What the task asks: Report every line of the records beneath this task that holds the string "kind".

__________________________________________________

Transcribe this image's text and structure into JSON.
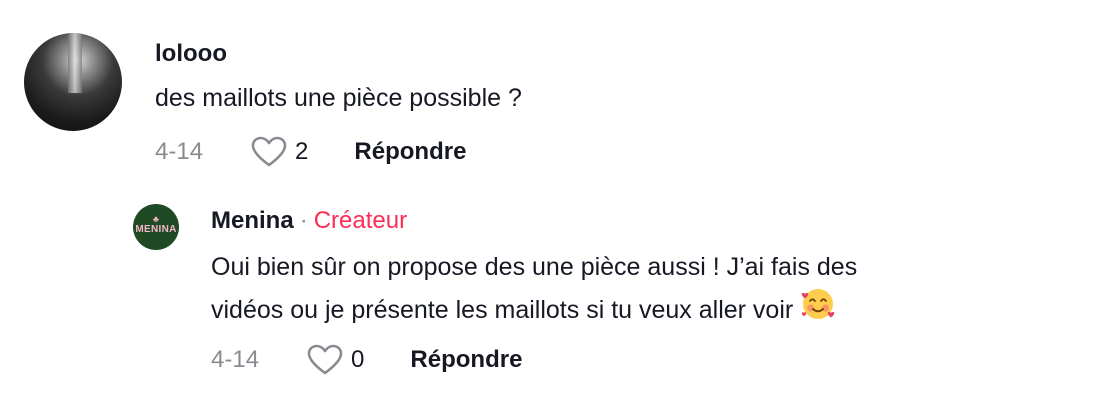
{
  "comments": [
    {
      "username": "lolooo",
      "text": "des maillots une pièce possible ?",
      "date": "4-14",
      "likes": "2",
      "reply_label": "Répondre",
      "avatar_icon": "profile-photo"
    }
  ],
  "reply": {
    "username": "Menina",
    "separator": "·",
    "badge": "Créateur",
    "text_line1": "Oui bien sûr on propose des une pièce aussi ! J’ai fais des",
    "text_line2": "vidéos ou je présente les maillots si tu veux aller voir",
    "emoji": "smiling-face-with-hearts",
    "date": "4-14",
    "likes": "0",
    "reply_label": "Répondre",
    "avatar_brand": "MENINA",
    "avatar_icon": "brand-logo"
  },
  "colors": {
    "creator_badge": "#fe2c55",
    "meta_gray": "#8a8b91",
    "text": "#161823",
    "avatar_brand_bg": "#1f4a24"
  }
}
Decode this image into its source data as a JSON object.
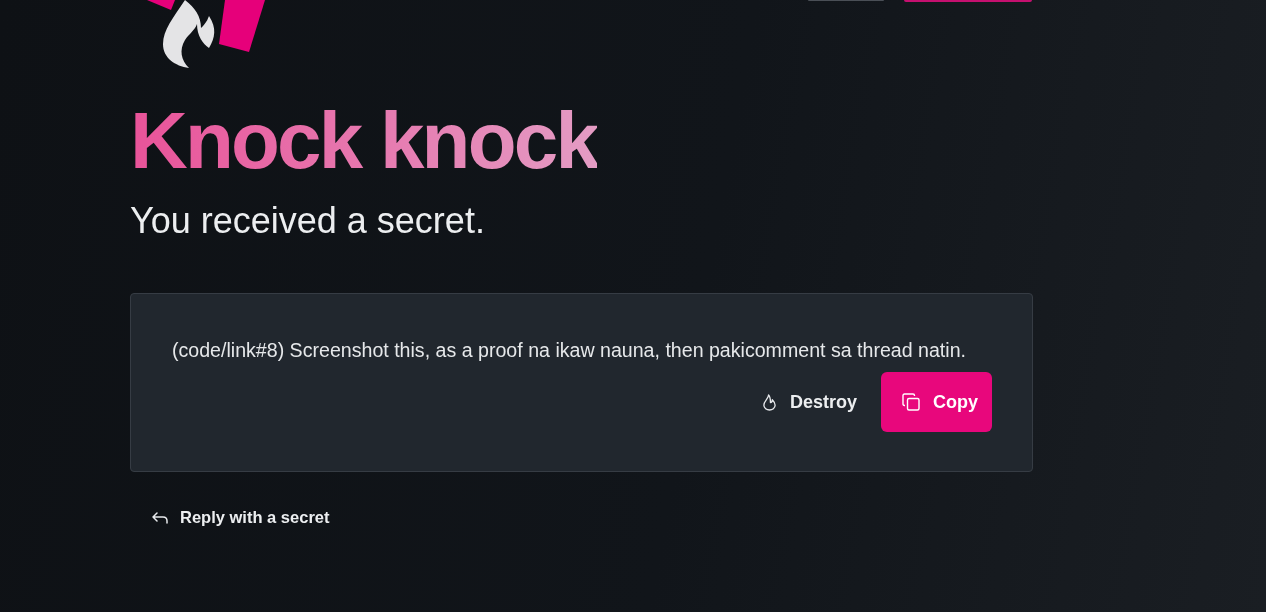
{
  "header": {
    "buttons": [
      {
        "kind": "secondary"
      },
      {
        "kind": "primary"
      }
    ]
  },
  "title": "Knock knock",
  "subtitle": "You received a secret.",
  "secret": {
    "message": "(code/link#8) Screenshot this, as a proof na ikaw nauna, then pakicomment sa thread natin.",
    "actions": [
      {
        "label": "Destroy",
        "kind": "ghost"
      },
      {
        "label": "Copy",
        "kind": "primary"
      }
    ]
  },
  "reply_link": "Reply with a secret"
}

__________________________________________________

Exercise result:
        "kind": "secondary"
        "kind": "primary"
        "kind": "ghost"
        "kind": "primary"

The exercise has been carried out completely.